Bishop of Colombo, Rt. Rev. Dr. Winston Fernando,
Bishop of Badulla, Rt. Rev. Dr. Valence Mendis,
Bishop of Chilaw.
The new chapel is the brain child of the present
Rector Rev. Fr. Bonnie Fernandopulle who has made it
a dream come true. It was his vision to construct
the chapel building at the centre of the college,
thus giving the College a new face. The college web
site(www.sebsmoratuwa.schlk) states, “for any dream
to be realised it must be borne in the hearts and
minds of the people. Just as much as one’s face is a
reflection of their heart, the new face of St.
Sebastian’s College, which is the chapel, will be
its heart. The chapel being at the centre of the
college will remind all Sebastianites under her wing
and all those who enter the college premises seeking
her shelter that God is given the highest priority.
It will also enable the teachers not only to impart
knowledge to students but also to inculcate catholic
values in them. It is an integral part of the
education at St. Sebastian’s to instill in students
moral and spiritual values whilst enriching them
with Biblical teachings. The chapel fulfills a deep
felt need of the college and given the present
context of the society, generations of students will
benefit from this benchmark project of the college.
The grand opening ceremony of the chapel was
attended by the tree old boy bishops of the collage
alone with a large number of old boy priests and
hundreds of thousands of Sebastianites.

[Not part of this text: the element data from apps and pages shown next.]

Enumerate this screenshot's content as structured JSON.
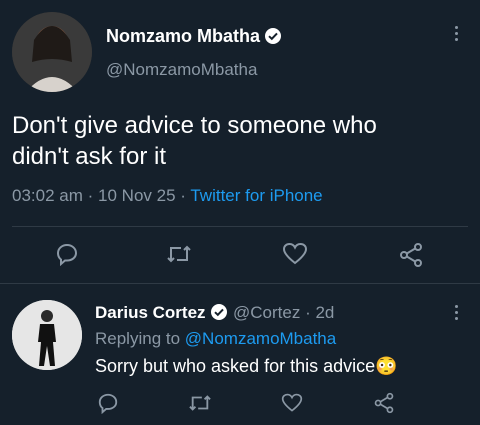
{
  "tweet": {
    "author_name": "Nomzamo Mbatha",
    "author_handle": "@NomzamoMbatha",
    "text_line1": "Don't give advice to someone who",
    "text_line2": "didn't ask for it",
    "time": "03:02 am",
    "date": "10 Nov 25",
    "source": "Twitter for iPhone",
    "sep": "·"
  },
  "reply": {
    "author_name": "Darius Cortez",
    "author_handle": "@Cortez",
    "age": "2d",
    "replying_prefix": "Replying to",
    "replying_handle": "@NomzamoMbatha",
    "text": "Sorry but who asked for this advice",
    "emoji": "😳",
    "sep": "·"
  },
  "icons": {
    "reply": "reply-icon",
    "retweet": "retweet-icon",
    "like": "heart-icon",
    "share": "share-icon",
    "verified": "verified-badge-icon",
    "more": "more-vertical-icon"
  },
  "colors": {
    "background": "#15202b",
    "accent": "#1d9bf0",
    "muted": "#8b98a5"
  }
}
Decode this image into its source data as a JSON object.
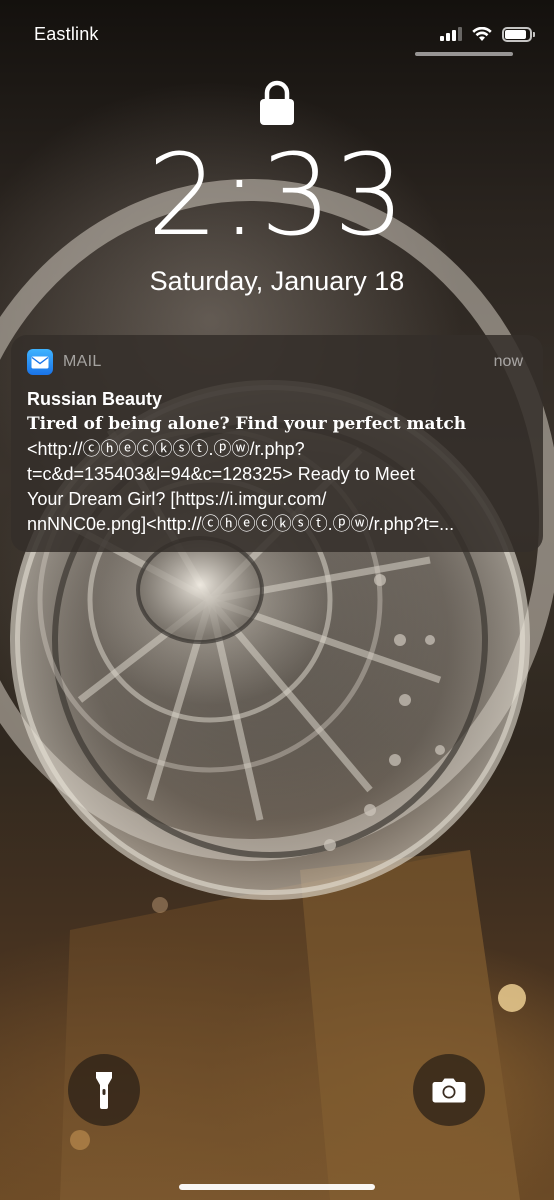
{
  "status_bar": {
    "carrier": "Eastlink",
    "signal_bars": 3,
    "signal_bars_total": 4,
    "battery_level": 0.9,
    "icons": [
      "signal-icon",
      "wifi-icon",
      "battery-icon"
    ]
  },
  "lock_screen": {
    "lock_icon": "lock-icon",
    "time": "2:33",
    "date": "Saturday, January 18"
  },
  "notification": {
    "app_icon": "mail-icon",
    "app_name": "MAIL",
    "time": "now",
    "title": "Russian Beauty",
    "subject": "Tired of being alone? Find your perfect match",
    "body_lines": [
      "<http://ⓒⓗⓔⓒⓚⓢⓣ.ⓟⓦ/r.php?",
      "t=c&d=135403&l=94&c=128325> Ready to Meet",
      "Your Dream Girl? [https://i.imgur.com/",
      "nnNNC0e.png]<http://ⓒⓗⓔⓒⓚⓢⓣ.ⓟⓦ/r.php?t=..."
    ],
    "accent_color": "#1a73e8"
  },
  "quick_actions": {
    "left_icon": "flashlight-icon",
    "right_icon": "camera-icon"
  }
}
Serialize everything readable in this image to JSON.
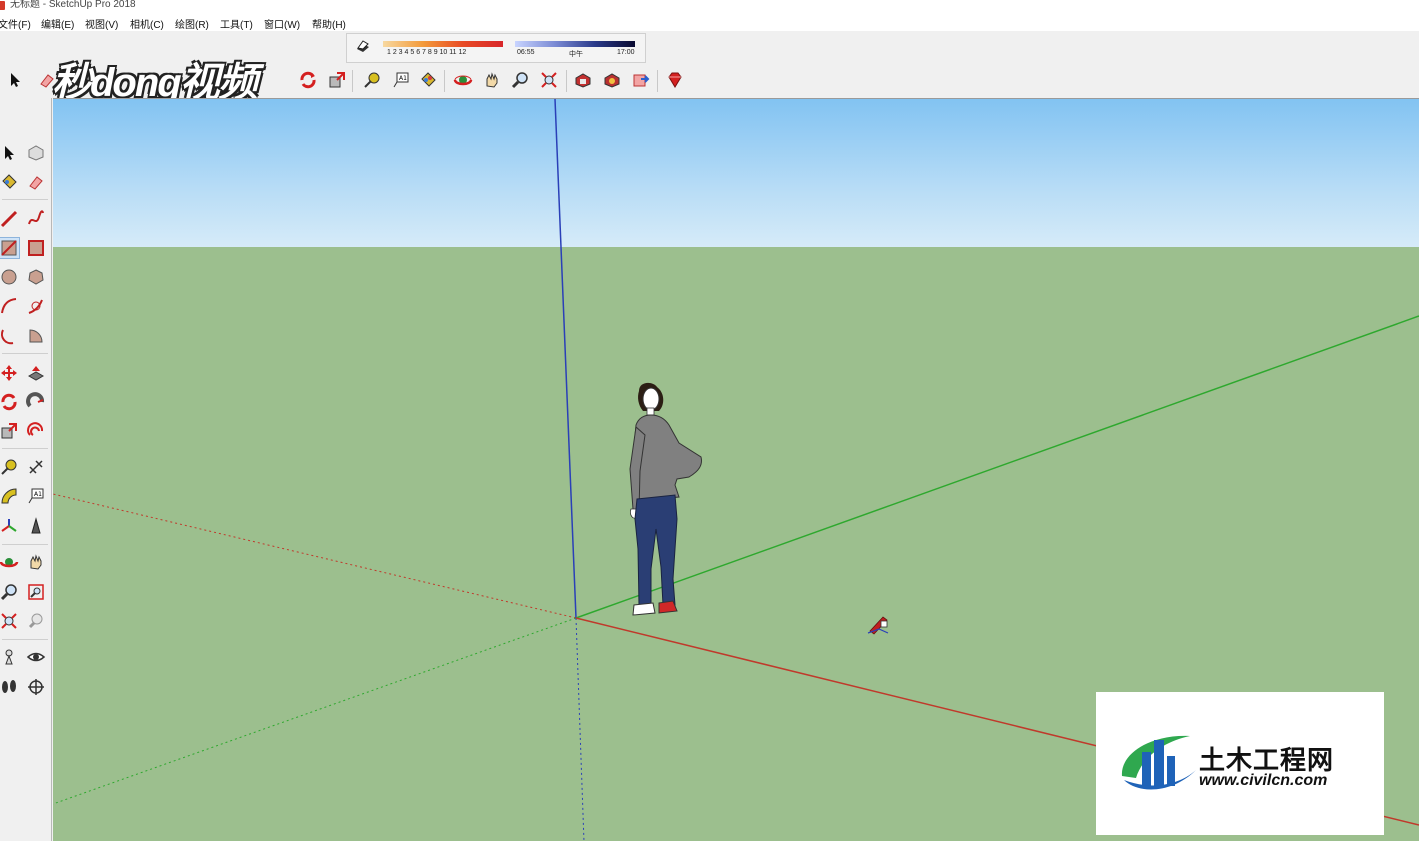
{
  "window": {
    "title": "无标题 - SketchUp Pro 2018"
  },
  "menu": [
    {
      "label": "文件(F)"
    },
    {
      "label": "编辑(E)"
    },
    {
      "label": "视图(V)"
    },
    {
      "label": "相机(C)"
    },
    {
      "label": "绘图(R)"
    },
    {
      "label": "工具(T)"
    },
    {
      "label": "窗口(W)"
    },
    {
      "label": "帮助(H)"
    }
  ],
  "shadows": {
    "months": "1 2 3 4 5 6 7 8 9 10 11 12",
    "time_start": "06:55",
    "time_mid": "中午",
    "time_end": "17:00"
  },
  "watermark": {
    "text": "秒dong视频"
  },
  "logo": {
    "name": "土木工程网",
    "url": "www.civilcn.com"
  },
  "colors": {
    "sky": "#9fd0f4",
    "ground": "#9cbf8e",
    "axis_red": "#c0392b",
    "axis_green": "#2ea82e",
    "axis_blue": "#2a3fb8"
  },
  "icons": {
    "main_toolbar": [
      "select-icon",
      "eraser-icon",
      "rotate-icon",
      "scale-icon",
      "tape-measure-icon",
      "text-icon",
      "paint-bucket-icon",
      "orbit-icon",
      "pan-icon",
      "zoom-icon",
      "zoom-extents-icon",
      "warehouse-icon",
      "extension-warehouse-icon",
      "share-model-icon",
      "ruby-icon"
    ],
    "left_toolbar": [
      "select-icon",
      "component-icon",
      "paint-bucket-icon",
      "eraser-icon",
      "line-icon",
      "freehand-icon",
      "rectangle-icon",
      "rotated-rectangle-icon",
      "circle-icon",
      "polygon-icon",
      "arc-icon",
      "pie-icon",
      "move-icon",
      "push-pull-icon",
      "rotate-icon",
      "follow-me-icon",
      "scale-icon",
      "offset-icon",
      "tape-measure-icon",
      "dimension-icon",
      "protractor-icon",
      "text-icon",
      "axes-icon",
      "3d-text-icon",
      "orbit-icon",
      "pan-icon",
      "zoom-icon",
      "zoom-window-icon",
      "zoom-extents-icon",
      "previous-view-icon",
      "position-camera-icon",
      "look-around-icon",
      "walk-icon",
      "section-plane-icon"
    ]
  }
}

This was a
dream come true for this leading catholic school and
students, parents, teachers, and the old boys paid a
glowing tribute to the Rector Rev. Fr. Bonnie
Fernandopulle for his unparallel service to the